Collaboration Focus of Early Childhood Ed Seminar
Friday 9 June 2006
Closer Collaboration Key Focus of Early
Childhood Education Seminar
- Whānau, Pasifika collaborations and contexts explored -
How can we make early childhood education a ‘one-stop shop’, where families and whānau can access a full range of integrated services, support and advice that allows their children to have the best start in life?
This question is a key focus of the upcoming University of Otago Children’s Issues Centre National Seminar held at Wellington’s Mercure Hotel, Willis Street on Sunday 18 and Monday 19 June.
The event, Getting People Together in Early Childhood Education, will draw on national and international research and experiences in fostering innovative collaborations between early childhood education (ECE) services and other agencies, and with parents, whānau and communities, says Centre Director Professor Anne Smith.
Over 30 speakers will be presenting, including several who are researching and working alongside Māori and Pasifika communities. Hon Steve Maharey, Minister of Education, will deliver the closing address.
“New Zealand ECE services lead the way in combining education and care, but if we want to maximise our children’s well-being and development, we have to look at the wider picture and fully integrate areas such as health, income support and child protection into ECE,” says Professor Smith.
“As the majority of under-fives in New Zealand attend an early childhood service, these are uniquely placed to act as focal points where families can access services and support for themselves and their children and forge stronger links within their communities,” she says.
The seminar will explore issues including whether ECE centres are currently adequately resourced to provide this kind of holistic service, the importance of leadership in effective collaboration, and barriers or incentives for working together, she says.
Keynote speakers reporting on the latest research and initiatives in the area include:
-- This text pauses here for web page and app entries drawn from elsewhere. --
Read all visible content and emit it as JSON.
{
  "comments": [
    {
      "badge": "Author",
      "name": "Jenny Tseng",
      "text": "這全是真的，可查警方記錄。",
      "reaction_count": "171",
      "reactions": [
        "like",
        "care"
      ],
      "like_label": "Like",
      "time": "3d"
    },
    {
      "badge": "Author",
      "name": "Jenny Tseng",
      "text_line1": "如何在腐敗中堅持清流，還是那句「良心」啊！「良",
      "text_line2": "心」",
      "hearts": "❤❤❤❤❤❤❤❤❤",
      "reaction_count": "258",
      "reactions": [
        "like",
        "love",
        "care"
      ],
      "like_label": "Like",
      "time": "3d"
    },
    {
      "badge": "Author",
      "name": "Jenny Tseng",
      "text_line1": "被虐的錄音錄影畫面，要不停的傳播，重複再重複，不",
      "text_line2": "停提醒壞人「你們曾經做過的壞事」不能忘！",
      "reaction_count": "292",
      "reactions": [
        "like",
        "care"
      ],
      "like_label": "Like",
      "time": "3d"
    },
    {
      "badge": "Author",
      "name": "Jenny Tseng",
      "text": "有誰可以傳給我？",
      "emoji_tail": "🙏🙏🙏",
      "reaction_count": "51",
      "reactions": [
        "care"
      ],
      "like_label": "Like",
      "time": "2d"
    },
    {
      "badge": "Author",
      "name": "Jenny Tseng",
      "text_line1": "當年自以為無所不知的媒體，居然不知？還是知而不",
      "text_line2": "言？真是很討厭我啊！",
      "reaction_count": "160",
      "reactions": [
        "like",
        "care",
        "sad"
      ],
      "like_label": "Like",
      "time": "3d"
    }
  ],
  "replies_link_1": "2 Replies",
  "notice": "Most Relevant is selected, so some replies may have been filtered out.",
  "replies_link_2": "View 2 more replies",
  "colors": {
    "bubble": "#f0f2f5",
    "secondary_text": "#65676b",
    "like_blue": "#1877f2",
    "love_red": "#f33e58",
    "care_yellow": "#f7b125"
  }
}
Mini McKenzie, Project Director, Atawhaingia Te Pa Harakeke, Ministry of Education. Her topic is “‘Kei te ora, kei te whakatipu te tamaiti kei waenganui i tona ake Whānau.’ A Child Lives and Grows within the Context of a Family or Community”. Her paper presents a model of early childhood practice developed in a Whānau or community context, which is a living example of Te Whāriki. Examples are given of the meaning in practice of “placing the child at the centre” (Te Rito), and the implications of this for effective engagement with parents, caregivers and Whānau, and responsive teaching informing parenting (Whānau, Tangata/Whakawhanaungatanga). Lastly this discussion will explore the implications of this model for tamariki, Whānau and community engaged in lifelong learning in a range of contexts or settings (Hononga).
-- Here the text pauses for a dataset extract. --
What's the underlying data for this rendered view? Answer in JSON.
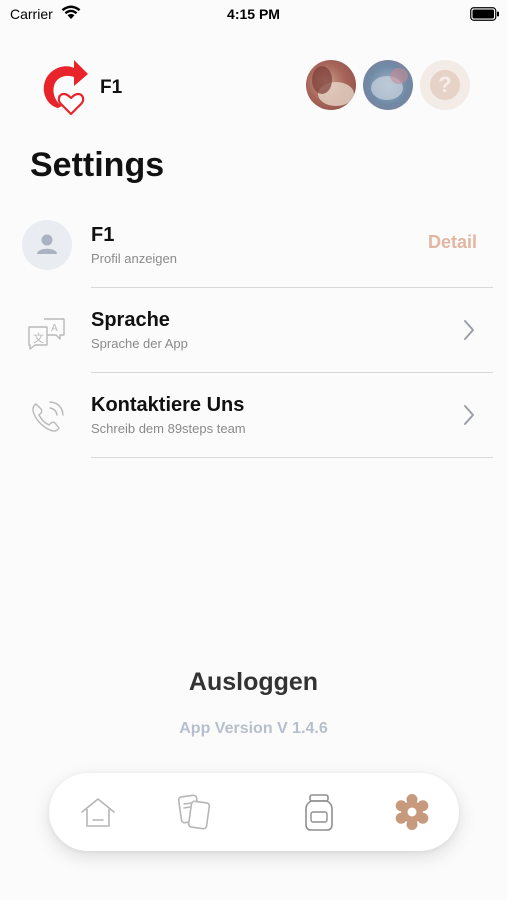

A keynote panel of Linda Mitchell (New Zealand Council for Educational Research), Diane Mara (National President, PACIFICA - Pacific Women’s Council), and Dr Arapera Royal Tangaere (Policy and Research Development Manager, Te Kōhanga Reo National Trust) will draw on recent research to provide leading examples of collaboration in three key areas: with parents and whānau; with Māori, iwi and marae; and with local Pacific and other ethnic communities.
Dr Margy Whalley, founding head of Pen Green Centre in the UK. Pen Green has been highly successful in working with and supporting parents in providing integrated services for children and their families in Corby, a Midlands town economically devastated by closure of its steelworks in the 1980s. She will speak on “Leadership in Integrated Centres and Services for Children and Families - A Community Development Approach”.
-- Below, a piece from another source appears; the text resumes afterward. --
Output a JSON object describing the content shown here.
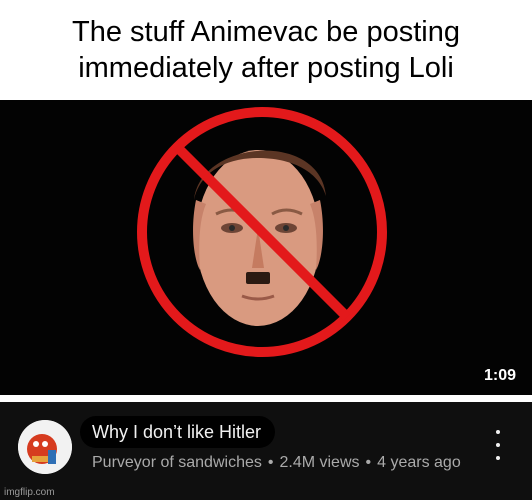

Professor Jacqueline Hayden of the University of Western Sydney will describe the Health Promoting Early Childhood Program in New South Wales, which uses child care services as entry points for enhancing sustainable heath and well-being for children, families and communities.
Dr Judith Duncan (Children’s Issues Centre) will present on “Collaborations between New Zealand Early Childhood Centres and Community Resources.”
“SKIP: Pacific Voices”, Mokalagi Tamapeau and Ramona Tiatia, (SKIP, Ministry of Social Development, Wellington). The aim of this workshop is to show how SKIP (Strategies for Children: Information for Parents) has been provided to Pacific peoples communities in New Zealand and to present what we have learned about those communities and ourselves. In this workshop, Moka will show the way SKIP navigates the many dimensions contained within the richness of our Pacific communities, particularly in the context of how we raise our children – in a way that is positive and intrinsically PACIFIC. A short video of interviews of young Pacific children will be included.
“Working Alongside Other Services”, Heather Simmons and Pam McGarva (Wycliffe Nga Tamariki Kindergarten, Napier). This workshop will attempt to illustrate the journey of a mainstream kindergarten as it changes and evolves to meet community needs. We will show how we made contacts with the community, how these contacts influenced our programme and attitudes, and how these factors have contributed to the reciprocal relationship established with the local Samoan community. We will attempt to outline the key aspects of this relationship through the eyes of the teachers, parents, whānau and children, as well as explore the impact of the Centre of Innovation project on the kindergarten and the community
Web site: http://www.otago.ac.nz/cic/